Retype all data exactly as given. Pictures should not be retyped.

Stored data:
══════════════════════════════

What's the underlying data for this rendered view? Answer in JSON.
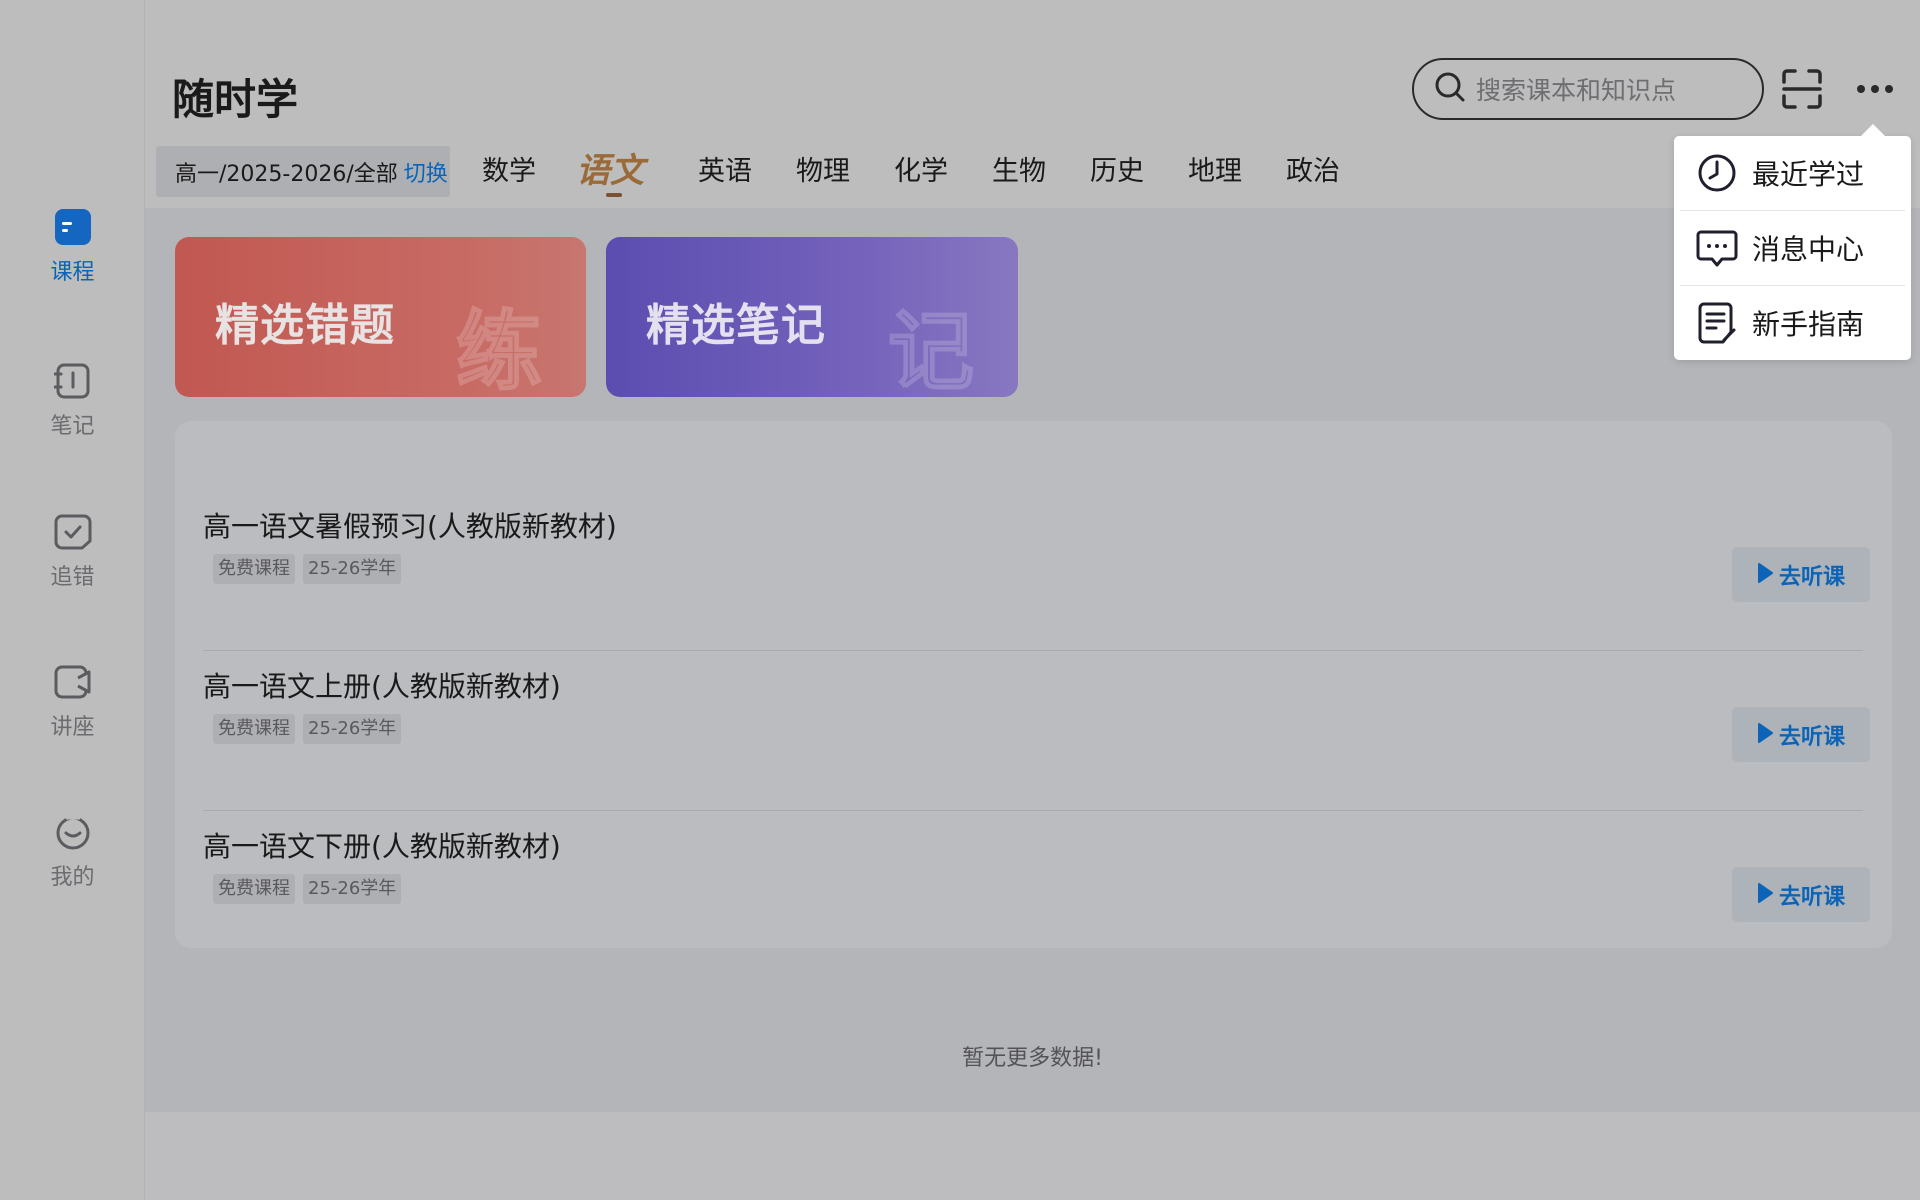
{
  "app": {
    "title": "随时学"
  },
  "sidebar": {
    "items": [
      {
        "label": "课程",
        "icon": "course-icon",
        "active": true
      },
      {
        "label": "笔记",
        "icon": "notebook-icon",
        "active": false
      },
      {
        "label": "追错",
        "icon": "mistake-check-icon",
        "active": false
      },
      {
        "label": "讲座",
        "icon": "lecture-video-icon",
        "active": false
      },
      {
        "label": "我的",
        "icon": "profile-face-icon",
        "active": false
      }
    ]
  },
  "header": {
    "search_placeholder": "搜索课本和知识点",
    "grade_text": "高一/2025-2026/全部",
    "switch_label": "切换"
  },
  "tabs": [
    {
      "label": "数学",
      "active": false
    },
    {
      "label": "语文",
      "active": true
    },
    {
      "label": "英语",
      "active": false
    },
    {
      "label": "物理",
      "active": false
    },
    {
      "label": "化学",
      "active": false
    },
    {
      "label": "生物",
      "active": false
    },
    {
      "label": "历史",
      "active": false
    },
    {
      "label": "地理",
      "active": false
    },
    {
      "label": "政治",
      "active": false
    }
  ],
  "banners": [
    {
      "title": "精选错题",
      "glyph": "练",
      "color": "#c15851"
    },
    {
      "title": "精选笔记",
      "glyph": "记",
      "color": "#5b4db0"
    }
  ],
  "courses": [
    {
      "title": "高一语文暑假预习(人教版新教材)",
      "tags": [
        "免费课程",
        "25-26学年"
      ],
      "button": "去听课"
    },
    {
      "title": "高一语文上册(人教版新教材)",
      "tags": [
        "免费课程",
        "25-26学年"
      ],
      "button": "去听课"
    },
    {
      "title": "高一语文下册(人教版新教材)",
      "tags": [
        "免费课程",
        "25-26学年"
      ],
      "button": "去听课"
    }
  ],
  "footer": {
    "no_more": "暂无更多数据!"
  },
  "dropdown": {
    "items": [
      {
        "label": "最近学过",
        "icon": "clock-icon"
      },
      {
        "label": "消息中心",
        "icon": "message-icon"
      },
      {
        "label": "新手指南",
        "icon": "guide-document-icon"
      }
    ]
  },
  "colors": {
    "accent": "#0b64b8",
    "active_tab": "#9a6a38"
  }
}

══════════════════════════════

RESPONSE AREA:
What's the underlying data for this rendered view? Answer in JSON.
{
  "app": {
    "title": "随时学"
  },
  "sidebar": {
    "items": [
      {
        "label": "课程",
        "icon": "course-icon",
        "active": true
      },
      {
        "label": "笔记",
        "icon": "notebook-icon",
        "active": false
      },
      {
        "label": "追错",
        "icon": "mistake-check-icon",
        "active": false
      },
      {
        "label": "讲座",
        "icon": "lecture-video-icon",
        "active": false
      },
      {
        "label": "我的",
        "icon": "profile-face-icon",
        "active": false
      }
    ]
  },
  "header": {
    "search_placeholder": "搜索课本和知识点",
    "grade_text": "高一/2025-2026/全部",
    "switch_label": "切换"
  },
  "tabs": [
    {
      "label": "数学",
      "active": false
    },
    {
      "label": "语文",
      "active": true
    },
    {
      "label": "英语",
      "active": false
    },
    {
      "label": "物理",
      "active": false
    },
    {
      "label": "化学",
      "active": false
    },
    {
      "label": "生物",
      "active": false
    },
    {
      "label": "历史",
      "active": false
    },
    {
      "label": "地理",
      "active": false
    },
    {
      "label": "政治",
      "active": false
    }
  ],
  "banners": [
    {
      "title": "精选错题",
      "glyph": "练",
      "color": "#c15851"
    },
    {
      "title": "精选笔记",
      "glyph": "记",
      "color": "#5b4db0"
    }
  ],
  "courses": [
    {
      "title": "高一语文暑假预习(人教版新教材)",
      "tags": [
        "免费课程",
        "25-26学年"
      ],
      "button": "去听课"
    },
    {
      "title": "高一语文上册(人教版新教材)",
      "tags": [
        "免费课程",
        "25-26学年"
      ],
      "button": "去听课"
    },
    {
      "title": "高一语文下册(人教版新教材)",
      "tags": [
        "免费课程",
        "25-26学年"
      ],
      "button": "去听课"
    }
  ],
  "footer": {
    "no_more": "暂无更多数据!"
  },
  "dropdown": {
    "items": [
      {
        "label": "最近学过",
        "icon": "clock-icon"
      },
      {
        "label": "消息中心",
        "icon": "message-icon"
      },
      {
        "label": "新手指南",
        "icon": "guide-document-icon"
      }
    ]
  },
  "colors": {
    "accent": "#0b64b8",
    "active_tab": "#9a6a38"
  }
}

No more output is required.